Shanghai's 'most handsome traffic cop' witnesses a revolution
Chen Dong was born in Shanghai in December of 1981. He is an instructor of the Shanghai Jing’an District Public Security Bureau's No. 1 traffic team. He has won national-level police awards, and was named the country’s model youth in 2016.
Chen witnessed a series of traffic management improvements including “the strictest traffic rules” and the application of the electronic police system. He holds a strict, rational and passionate attitude towards daily work, turning his post into a stage to showcase urban civilization. He was also nicknamed “Shanghai’s most handsome traffic cop.”
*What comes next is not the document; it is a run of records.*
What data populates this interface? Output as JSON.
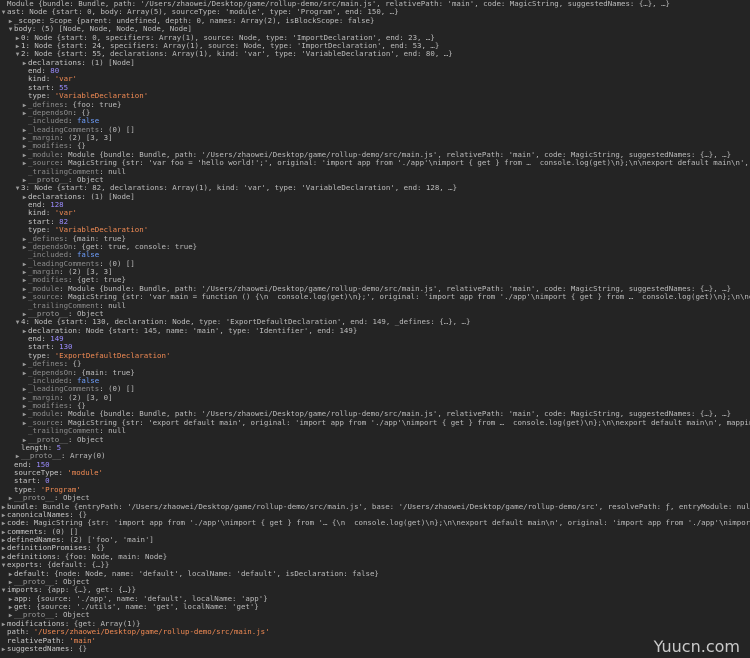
{
  "watermark": "Yuucn.com",
  "lines": [
    {
      "d": 0,
      "t": "none",
      "k": "",
      "v": "Module {bundle: Bundle, path: '/Users/zhaowei/Desktop/game/rollup-demo/src/main.js', relativePath: 'main', code: MagicString, suggestedNames: {…}, …}",
      "vc": "preview"
    },
    {
      "d": 0,
      "t": "open",
      "k": "ast",
      "v": "Node {start: 0, body: Array(5), sourceType: 'module', type: 'Program', end: 150, …}",
      "vc": "preview"
    },
    {
      "d": 1,
      "t": "closed",
      "k": "_scope",
      "v": "Scope {parent: undefined, depth: 0, names: Array(2), isBlockScope: false}",
      "vc": "preview"
    },
    {
      "d": 1,
      "t": "open",
      "k": "body",
      "v": "(5) [Node, Node, Node, Node, Node]",
      "vc": "preview"
    },
    {
      "d": 2,
      "t": "closed",
      "k": "0",
      "v": "Node {start: 0, specifiers: Array(1), source: Node, type: 'ImportDeclaration', end: 23, …}",
      "vc": "preview"
    },
    {
      "d": 2,
      "t": "closed",
      "k": "1",
      "v": "Node {start: 24, specifiers: Array(1), source: Node, type: 'ImportDeclaration', end: 53, …}",
      "vc": "preview"
    },
    {
      "d": 2,
      "t": "open",
      "k": "2",
      "v": "Node {start: 55, declarations: Array(1), kind: 'var', type: 'VariableDeclaration', end: 80, …}",
      "vc": "preview"
    },
    {
      "d": 3,
      "t": "closed",
      "k": "declarations",
      "v": "(1) [Node]",
      "vc": "preview"
    },
    {
      "d": 3,
      "t": "none",
      "k": "end",
      "v": "80",
      "vc": "num"
    },
    {
      "d": 3,
      "t": "none",
      "k": "kind",
      "v": "'var'",
      "vc": "str"
    },
    {
      "d": 3,
      "t": "none",
      "k": "start",
      "v": "55",
      "vc": "num"
    },
    {
      "d": 3,
      "t": "none",
      "k": "type",
      "v": "'VariableDeclaration'",
      "vc": "str"
    },
    {
      "d": 3,
      "t": "closed",
      "k": "_defines",
      "v": "{foo: true}",
      "vc": "preview",
      "kc": "faded"
    },
    {
      "d": 3,
      "t": "closed",
      "k": "_dependsOn",
      "v": "{}",
      "vc": "preview",
      "kc": "faded"
    },
    {
      "d": 3,
      "t": "none",
      "k": "_included",
      "v": "false",
      "vc": "kw",
      "kc": "faded"
    },
    {
      "d": 3,
      "t": "closed",
      "k": "_leadingComments",
      "v": "(0) []",
      "vc": "preview",
      "kc": "faded"
    },
    {
      "d": 3,
      "t": "closed",
      "k": "_margin",
      "v": "(2) [3, 3]",
      "vc": "preview",
      "kc": "faded"
    },
    {
      "d": 3,
      "t": "closed",
      "k": "_modifies",
      "v": "{}",
      "vc": "preview",
      "kc": "faded"
    },
    {
      "d": 3,
      "t": "closed",
      "k": "_module",
      "v": "Module {bundle: Bundle, path: '/Users/zhaowei/Desktop/game/rollup-demo/src/main.js', relativePath: 'main', code: MagicString, suggestedNames: {…}, …}",
      "vc": "preview",
      "kc": "faded"
    },
    {
      "d": 3,
      "t": "closed",
      "k": "_source",
      "v": "MagicString {str: 'var foo = 'hello world!';', original: 'import app from './app'\\nimport { get } from …  console.log(get)\\n};\\n\\nexport default main\\n', mappings: Uint32Array(150), fil",
      "vc": "preview",
      "kc": "faded"
    },
    {
      "d": 3,
      "t": "none",
      "k": "_trailingComment",
      "v": "null",
      "vc": "val",
      "kc": "faded"
    },
    {
      "d": 3,
      "t": "closed",
      "k": "__proto__",
      "v": "Object",
      "vc": "val",
      "kc": "proto"
    },
    {
      "d": 2,
      "t": "open",
      "k": "3",
      "v": "Node {start: 82, declarations: Array(1), kind: 'var', type: 'VariableDeclaration', end: 128, …}",
      "vc": "preview"
    },
    {
      "d": 3,
      "t": "closed",
      "k": "declarations",
      "v": "(1) [Node]",
      "vc": "preview"
    },
    {
      "d": 3,
      "t": "none",
      "k": "end",
      "v": "128",
      "vc": "num"
    },
    {
      "d": 3,
      "t": "none",
      "k": "kind",
      "v": "'var'",
      "vc": "str"
    },
    {
      "d": 3,
      "t": "none",
      "k": "start",
      "v": "82",
      "vc": "num"
    },
    {
      "d": 3,
      "t": "none",
      "k": "type",
      "v": "'VariableDeclaration'",
      "vc": "str"
    },
    {
      "d": 3,
      "t": "closed",
      "k": "_defines",
      "v": "{main: true}",
      "vc": "preview",
      "kc": "faded"
    },
    {
      "d": 3,
      "t": "closed",
      "k": "_dependsOn",
      "v": "{get: true, console: true}",
      "vc": "preview",
      "kc": "faded"
    },
    {
      "d": 3,
      "t": "none",
      "k": "_included",
      "v": "false",
      "vc": "kw",
      "kc": "faded"
    },
    {
      "d": 3,
      "t": "closed",
      "k": "_leadingComments",
      "v": "(0) []",
      "vc": "preview",
      "kc": "faded"
    },
    {
      "d": 3,
      "t": "closed",
      "k": "_margin",
      "v": "(2) [3, 3]",
      "vc": "preview",
      "kc": "faded"
    },
    {
      "d": 3,
      "t": "closed",
      "k": "_modifies",
      "v": "{get: true}",
      "vc": "preview",
      "kc": "faded"
    },
    {
      "d": 3,
      "t": "closed",
      "k": "_module",
      "v": "Module {bundle: Bundle, path: '/Users/zhaowei/Desktop/game/rollup-demo/src/main.js', relativePath: 'main', code: MagicString, suggestedNames: {…}, …}",
      "vc": "preview",
      "kc": "faded"
    },
    {
      "d": 3,
      "t": "closed",
      "k": "_source",
      "v": "MagicString {str: 'var main = function () {\\n  console.log(get)\\n};', original: 'import app from './app'\\nimport { get } from …  console.log(get)\\n};\\n\\nexport default main\\n', mappings",
      "vc": "preview",
      "kc": "faded"
    },
    {
      "d": 3,
      "t": "none",
      "k": "_trailingComment",
      "v": "null",
      "vc": "val",
      "kc": "faded"
    },
    {
      "d": 3,
      "t": "closed",
      "k": "__proto__",
      "v": "Object",
      "vc": "val",
      "kc": "proto"
    },
    {
      "d": 2,
      "t": "open",
      "k": "4",
      "v": "Node {start: 130, declaration: Node, type: 'ExportDefaultDeclaration', end: 149, _defines: {…}, …}",
      "vc": "preview"
    },
    {
      "d": 3,
      "t": "closed",
      "k": "declaration",
      "v": "Node {start: 145, name: 'main', type: 'Identifier', end: 149}",
      "vc": "preview"
    },
    {
      "d": 3,
      "t": "none",
      "k": "end",
      "v": "149",
      "vc": "num"
    },
    {
      "d": 3,
      "t": "none",
      "k": "start",
      "v": "130",
      "vc": "num"
    },
    {
      "d": 3,
      "t": "none",
      "k": "type",
      "v": "'ExportDefaultDeclaration'",
      "vc": "str"
    },
    {
      "d": 3,
      "t": "closed",
      "k": "_defines",
      "v": "{}",
      "vc": "preview",
      "kc": "faded"
    },
    {
      "d": 3,
      "t": "closed",
      "k": "_dependsOn",
      "v": "{main: true}",
      "vc": "preview",
      "kc": "faded"
    },
    {
      "d": 3,
      "t": "none",
      "k": "_included",
      "v": "false",
      "vc": "kw",
      "kc": "faded"
    },
    {
      "d": 3,
      "t": "closed",
      "k": "_leadingComments",
      "v": "(0) []",
      "vc": "preview",
      "kc": "faded"
    },
    {
      "d": 3,
      "t": "closed",
      "k": "_margin",
      "v": "(2) [3, 0]",
      "vc": "preview",
      "kc": "faded"
    },
    {
      "d": 3,
      "t": "closed",
      "k": "_modifies",
      "v": "{}",
      "vc": "preview",
      "kc": "faded"
    },
    {
      "d": 3,
      "t": "closed",
      "k": "_module",
      "v": "Module {bundle: Bundle, path: '/Users/zhaowei/Desktop/game/rollup-demo/src/main.js', relativePath: 'main', code: MagicString, suggestedNames: {…}, …}",
      "vc": "preview",
      "kc": "faded"
    },
    {
      "d": 3,
      "t": "closed",
      "k": "_source",
      "v": "MagicString {str: 'export default main', original: 'import app from './app'\\nimport { get } from …  console.log(get)\\n};\\n\\nexport default main\\n', mappings: Uint32Array(150), filename:",
      "vc": "preview",
      "kc": "faded"
    },
    {
      "d": 3,
      "t": "none",
      "k": "_trailingComment",
      "v": "null",
      "vc": "val",
      "kc": "faded"
    },
    {
      "d": 3,
      "t": "closed",
      "k": "__proto__",
      "v": "Object",
      "vc": "val",
      "kc": "proto"
    },
    {
      "d": 2,
      "t": "none",
      "k": "length",
      "v": "5",
      "vc": "num"
    },
    {
      "d": 2,
      "t": "closed",
      "k": "__proto__",
      "v": "Array(0)",
      "vc": "val",
      "kc": "proto"
    },
    {
      "d": 1,
      "t": "none",
      "k": "end",
      "v": "150",
      "vc": "num"
    },
    {
      "d": 1,
      "t": "none",
      "k": "sourceType",
      "v": "'module'",
      "vc": "str"
    },
    {
      "d": 1,
      "t": "none",
      "k": "start",
      "v": "0",
      "vc": "num"
    },
    {
      "d": 1,
      "t": "none",
      "k": "type",
      "v": "'Program'",
      "vc": "str"
    },
    {
      "d": 1,
      "t": "closed",
      "k": "__proto__",
      "v": "Object",
      "vc": "val",
      "kc": "proto"
    },
    {
      "d": 0,
      "t": "closed",
      "k": "bundle",
      "v": "Bundle {entryPath: '/Users/zhaowei/Desktop/game/rollup-demo/src/main.js', base: '/Users/zhaowei/Desktop/game/rollup-demo/src', resolvePath: ƒ, entryModule: null, modulePromises: {…}, …}",
      "vc": "preview"
    },
    {
      "d": 0,
      "t": "closed",
      "k": "canonicalNames",
      "v": "{}",
      "vc": "preview"
    },
    {
      "d": 0,
      "t": "closed",
      "k": "code",
      "v": "MagicString {str: 'import app from './app'\\nimport { get } from '… {\\n  console.log(get)\\n};\\n\\nexport default main\\n', original: 'import app from './app'\\nimport { get } from …  console.lo",
      "vc": "preview"
    },
    {
      "d": 0,
      "t": "closed",
      "k": "comments",
      "v": "(0) []",
      "vc": "preview"
    },
    {
      "d": 0,
      "t": "closed",
      "k": "definedNames",
      "v": "(2) ['foo', 'main']",
      "vc": "preview"
    },
    {
      "d": 0,
      "t": "closed",
      "k": "definitionPromises",
      "v": "{}",
      "vc": "preview"
    },
    {
      "d": 0,
      "t": "closed",
      "k": "definitions",
      "v": "{foo: Node, main: Node}",
      "vc": "preview"
    },
    {
      "d": 0,
      "t": "open",
      "k": "exports",
      "v": "{default: {…}}",
      "vc": "preview"
    },
    {
      "d": 1,
      "t": "closed",
      "k": "default",
      "v": "{node: Node, name: 'default', localName: 'default', isDeclaration: false}",
      "vc": "preview"
    },
    {
      "d": 1,
      "t": "closed",
      "k": "__proto__",
      "v": "Object",
      "vc": "val",
      "kc": "proto"
    },
    {
      "d": 0,
      "t": "open",
      "k": "imports",
      "v": "{app: {…}, get: {…}}",
      "vc": "preview"
    },
    {
      "d": 1,
      "t": "closed",
      "k": "app",
      "v": "{source: './app', name: 'default', localName: 'app'}",
      "vc": "preview"
    },
    {
      "d": 1,
      "t": "closed",
      "k": "get",
      "v": "{source: './utils', name: 'get', localName: 'get'}",
      "vc": "preview"
    },
    {
      "d": 1,
      "t": "closed",
      "k": "__proto__",
      "v": "Object",
      "vc": "val",
      "kc": "proto"
    },
    {
      "d": 0,
      "t": "closed",
      "k": "modifications",
      "v": "{get: Array(1)}",
      "vc": "preview"
    },
    {
      "d": 0,
      "t": "none",
      "k": "path",
      "v": "'/Users/zhaowei/Desktop/game/rollup-demo/src/main.js'",
      "vc": "str"
    },
    {
      "d": 0,
      "t": "none",
      "k": "relativePath",
      "v": "'main'",
      "vc": "str"
    },
    {
      "d": 0,
      "t": "closed",
      "k": "suggestedNames",
      "v": "{}",
      "vc": "preview"
    }
  ]
}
Traffic police take part in the city’s management and have witnessed the metropolis’ efforts in refining its traffic management. Despite the increasing number of cars, road traffic has improved. Intelligent devices are also becoming more popular. “To make traffic safer and smoother” is the wish of every traffic cop.
Shanghai is a city with great charm. I was born here in 1981. My parents were from Shanghai, and they went to Anhui Province for farm work. I followed them to Anhui’s Tongling before our family moved to Guangdong Province.
In my memory, the happiest time of the year was coming back to Shanghai and visiting my grandmother during summer vacation. Though the journey by slow train was longer than 10 hours, I was always excited. At that time, I could hardly imagine that I would become a Shanghai traffic cop.
I studied at East China University of Science and Technology from 1999. After graduation, I went through selection and became a traffic policeman. My first post was at the intersection of Beijing Road W. and Jiaozhou Road. It was a kind of coincidence that my grandmother’s house was not far from there.
Over 10 years of work as a traffic cop has allowed me to witness the continuous changes Shanghai’s traffic has brought to citizens’ lives.
Shanghai’s traffic is quite well-developed with advanced hardware. The growing road facilities and Metro system are meeting the increasing demands of citizens. Shared bikes, taxi-hailing software and trams are making public transport more environmentally friendly and convenient. The number of private cars is also growing fast.
Though more cars are hitting the roads, the manners of drivers have improved, where before they used to fight for lanes. There used to be many jaywalkers on Nanjing Road W. but now pedestrians follow traffic rules and wait patiently for the green light. Also, more drivers are giving pedestrians priority, which adds warmth to the city.
With the development of the city, I experienced the refined management as a traffic cop. On March 25, 2017, the newly revised “Shanghai Road Traffic Management Regulation” was officially put into use, which provided a legal tool in dealing with traffic headaches.
The regulation, nicknamed “the strictest traffic rules in history,” hands severe punishment down to violators, like those using electronic devices when driving. It gives priority to pedestrians and non-motorized vehicles and protects the proper use of public bus lanes. The regulation showcased Shanghai’s eagerness in refining its city management.
In fact, a lot of metropolises in the world have detailed regulations in city and traffic management. They might appear to be “too strict” at first sight, but when they are put into use, the regulations improve citizens’ lives.
With the improvement of technology, traffic police are being equipped with more high-tech devices. We used to give handwritten tickets, but now we use PDA devices to issue fines electronically. The rich data in those PDAs also provides evidence for punishments.
Electronic police systems also assisted our work. At the beginning of 1996, Shanghai introduced six systems using film. Come 2017, there are tens of thousands of electronic police systems around the city, which are multifunctional. Thanks to the rapid growth of such systems in Shanghai, drivers are very conscious of traffic rule violations like jumping red lights. The systems help traffic police to capture illegal behaviors which used to be hard to prove.
Shanghai is promoting a “smart traffic” program. Technology can make up for the shortage of police staff. We have a sonar system which detects illegal horn beeping, as well as a multifunctional “super electronic police system.” They provide assistance and support to traffic cops, especially in cases hard to enforce, including cars refusing to give priority to pedestrians, or jaywalking.
Some experts also agree that instead of increasing the amount of traffic police, Shanghai should make use of intelligent management systems and methods to raise the efficiency of city management.
To make traffic safer and smoother is the wish of a traffic cop like me. It’s also the hope of every citizen and the target of a city which aims to become a top, world-class metropolis.